With COVID-19 as a reset and EVFTA as an accelerator, this is the perfect time to adopt deeper domestic policy reforms. Thu, M. and Lee, H. (2015), “Assessing the impact of deeper trade reform in Vietnam using a general balance framework,” Journal of Southeast Asian Economies, Vol. First, the authors generate a pre-political baseline that accurately reflects the current level of economic structure described in the Vietnamese Social Accounting Matrix (VSAM) by adapting model equations and behavioral parameters to actual VSAM data. The underlying (reference result) assumes that the economy is based on a position of equilibrium that is described by each economic factor as equality on the demand and supply side. Khorana, S. and Narayanan, B.G.

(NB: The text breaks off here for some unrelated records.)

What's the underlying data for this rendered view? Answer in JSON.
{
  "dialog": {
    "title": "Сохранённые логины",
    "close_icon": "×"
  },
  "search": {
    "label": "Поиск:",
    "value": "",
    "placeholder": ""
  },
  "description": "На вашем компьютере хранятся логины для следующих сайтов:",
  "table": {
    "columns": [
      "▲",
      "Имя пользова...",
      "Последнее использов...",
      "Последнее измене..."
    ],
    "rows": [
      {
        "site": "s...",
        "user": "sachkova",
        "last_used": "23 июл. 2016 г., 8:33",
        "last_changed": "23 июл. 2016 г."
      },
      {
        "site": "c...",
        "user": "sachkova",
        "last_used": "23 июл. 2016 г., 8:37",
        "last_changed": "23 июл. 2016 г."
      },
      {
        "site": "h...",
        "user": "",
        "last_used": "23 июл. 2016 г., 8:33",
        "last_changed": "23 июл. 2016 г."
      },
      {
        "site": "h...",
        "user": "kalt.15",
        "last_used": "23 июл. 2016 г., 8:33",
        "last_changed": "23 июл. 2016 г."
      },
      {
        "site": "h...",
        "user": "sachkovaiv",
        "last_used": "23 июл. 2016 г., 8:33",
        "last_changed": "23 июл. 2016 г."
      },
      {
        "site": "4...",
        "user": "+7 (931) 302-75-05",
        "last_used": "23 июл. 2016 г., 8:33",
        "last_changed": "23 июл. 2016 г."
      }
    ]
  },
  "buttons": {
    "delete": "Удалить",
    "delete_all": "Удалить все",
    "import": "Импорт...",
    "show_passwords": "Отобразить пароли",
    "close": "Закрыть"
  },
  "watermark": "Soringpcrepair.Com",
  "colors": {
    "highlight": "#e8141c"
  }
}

(2017), “Modelling effects of tariff liberalization on India`s key export sectors: analysis of the EU-India free trade agreement,” Margin: The Journal of Applied Economic Research, Vol. On 8 June, the Vietnamese National Assembly approved the agreements by an overwhelming majority, with 457 deputies for the free trade agreement and 462 for the IAP. According to some Vietnamese newspapers, the agreements could come into force in July. At the most fundamental level, the agreements will promote jobs and growth between Vietnam and the EU. The agreements will gradually reduce most tariffs, regulatory barriers and bureaucracy, and encourage EU entrepreneurs to do business and invest in Vietnam. Along with the Cirera et al. (2014) study, which shows the positive effects of tariff reductions on employment, this study shows that the removal of tariffs in industry not only increases industry inputs (9.74%), but also inputs for both agriculture (by 9.61%) services sector (8.21%) (see Table V). This is as follows: the abolition of tariffs in the industrial sector is an opportunity for manufacturers to import modern machinery, materials and equipment from Europe in order to improve their production capacity; As a result, their businesses will grow faster and encourage them to recruit more staff to grow their businesses.